Mimesis, Aesthetics, and Christian Becoming
This chapter describes the Kierkegaardian account of the human self as the interpretive tool to understand his aesthetic fragment of artistic production and reception. Kierkegaard connects the becoming self to poetry throughout the authorship, but particularly within the Climacus and Anti-Climacus texts. Though subtle, the differences between Climacus' and Anti-Climacus' ideas of poetry can best be explained by elucidating how a self relates to poetry through the imagination, will, and passion. The logic of Kierkegaard's argument itself suggests that music can inspire one's passionate interest in the self-God relation. Artistic critique showcases how art can point towards Christian possibility, though ever limited and imperfect, that thereby affirms a unessentiual value for art.

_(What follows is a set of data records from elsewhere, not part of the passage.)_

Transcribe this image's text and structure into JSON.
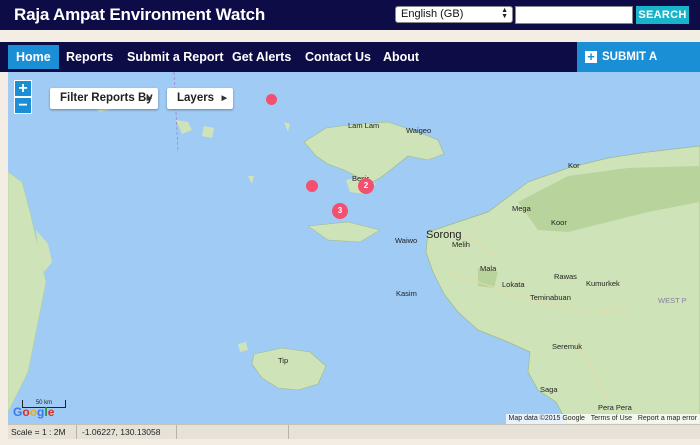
{
  "header": {
    "site_title": "Raja Ampat Environment Watch",
    "language": "English (GB)",
    "search_placeholder": "",
    "search_label": "SEARCH"
  },
  "nav": {
    "items": [
      "Home",
      "Reports",
      "Submit a Report",
      "Get Alerts",
      "Contact Us",
      "About"
    ],
    "active": "Home",
    "submit_button": "SUBMIT A REPORT",
    "submit_icon": "plus-square-icon"
  },
  "map": {
    "zoom_in": "+",
    "zoom_out": "−",
    "filter_button": "Filter Reports By",
    "layers_button": "Layers",
    "labels": [
      "Lam Lam",
      "Waigeo",
      "Besir",
      "Waiwo",
      "Sorong",
      "Melih",
      "Mega",
      "Kor",
      "Koor",
      "Mala",
      "Rawas",
      "Lokata",
      "Kumurkek",
      "Kasim",
      "Teminabuan",
      "Seremuk",
      "Tip",
      "Saga",
      "Pera Pera",
      "WEST P"
    ],
    "clusters": [
      {
        "count": "2",
        "status": "cluster"
      },
      {
        "count": "3",
        "status": "cluster"
      }
    ],
    "single_markers": 2,
    "scale_label": "50 km",
    "scale_sub": "20 mi",
    "google": "Google",
    "attribution": {
      "data": "Map data ©2015 Google",
      "terms": "Terms of Use",
      "report": "Report a map error"
    },
    "colors": {
      "water": "#9fcbf5",
      "land": "#cfe3b8",
      "marker": "#f2506e",
      "accent": "#1b8fd6",
      "navy": "#0e0c47"
    }
  },
  "status": {
    "scale": "Scale = 1 : 2M",
    "coords": "-1.06227, 130.13058"
  }
}
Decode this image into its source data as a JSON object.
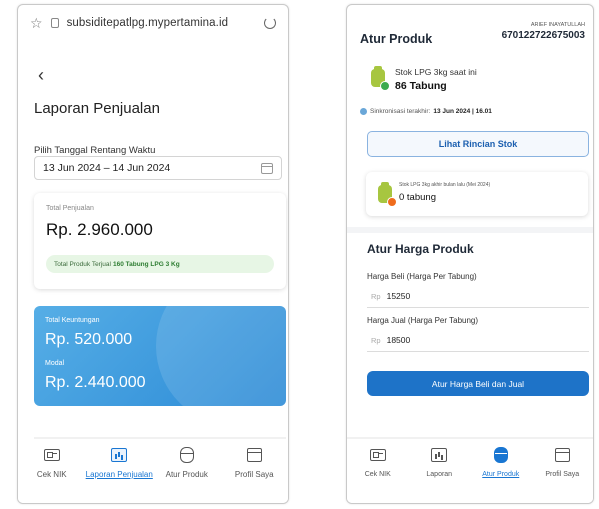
{
  "left": {
    "url": "subsiditepatlpg.mypertamina.id",
    "back_icon": "chevron-left-icon",
    "title": "Laporan Penjualan",
    "date_range_label": "Pilih Tanggal Rentang Waktu",
    "date_range_value": "13 Jun 2024 – 14 Jun 2024",
    "sales": {
      "label": "Total Penjualan",
      "amount": "Rp. 2.960.000",
      "products_label": "Total Produk Terjual",
      "products_value": "160 Tabung LPG 3 Kg"
    },
    "profit": {
      "label": "Total Keuntungan",
      "amount": "Rp. 520.000",
      "capital_label": "Modal",
      "capital_amount": "Rp. 2.440.000"
    },
    "nav": [
      {
        "label": "Cek NIK",
        "icon": "id-card-icon"
      },
      {
        "label": "Laporan Penjualan",
        "icon": "chart-icon"
      },
      {
        "label": "Atur Produk",
        "icon": "gas-tank-icon"
      },
      {
        "label": "Profil Saya",
        "icon": "store-icon"
      }
    ],
    "active_nav": "Laporan Penjualan"
  },
  "right": {
    "title": "Atur Produk",
    "user_name": "ARIEF INAYATULLAH",
    "user_id": "670122722675003",
    "stock_label": "Stok LPG 3kg saat ini",
    "stock_value": "86 Tabung",
    "sync_label": "Sinkronisasi terakhir:",
    "sync_value": "13 Jun 2024 | 16.01",
    "stock_details_button": "Lihat Rincian Stok",
    "last_month_label": "Stok LPG 3kg akhir bulan lalu (Mei 2024)",
    "last_month_value": "0 tabung",
    "price_section_title": "Atur Harga Produk",
    "buy_price_label": "Harga Beli (Harga Per Tabung)",
    "buy_price_value": "15250",
    "sell_price_label": "Harga Jual (Harga Per Tabung)",
    "sell_price_value": "18500",
    "currency_prefix": "Rp",
    "submit_button": "Atur Harga Beli dan Jual",
    "nav": [
      {
        "label": "Cek NIK",
        "icon": "id-card-icon"
      },
      {
        "label": "Laporan",
        "icon": "chart-icon"
      },
      {
        "label": "Atur Produk",
        "icon": "gas-tank-icon"
      },
      {
        "label": "Profil Saya",
        "icon": "store-icon"
      }
    ],
    "active_nav": "Atur Produk"
  },
  "colors": {
    "accent_blue": "#1976d2",
    "card_gradient_start": "#56aee6",
    "card_gradient_end": "#2b8ad6",
    "success_green": "#2e7d32",
    "button_blue": "#1e73c8"
  }
}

When related to rightly, the self-music relation can help move a self, particularly through passion, towards redoubling Christ; yet, when one loses oneself in the sensual, aural pleasantness of music, one ceases to relate to Christian possibility as one's highest art.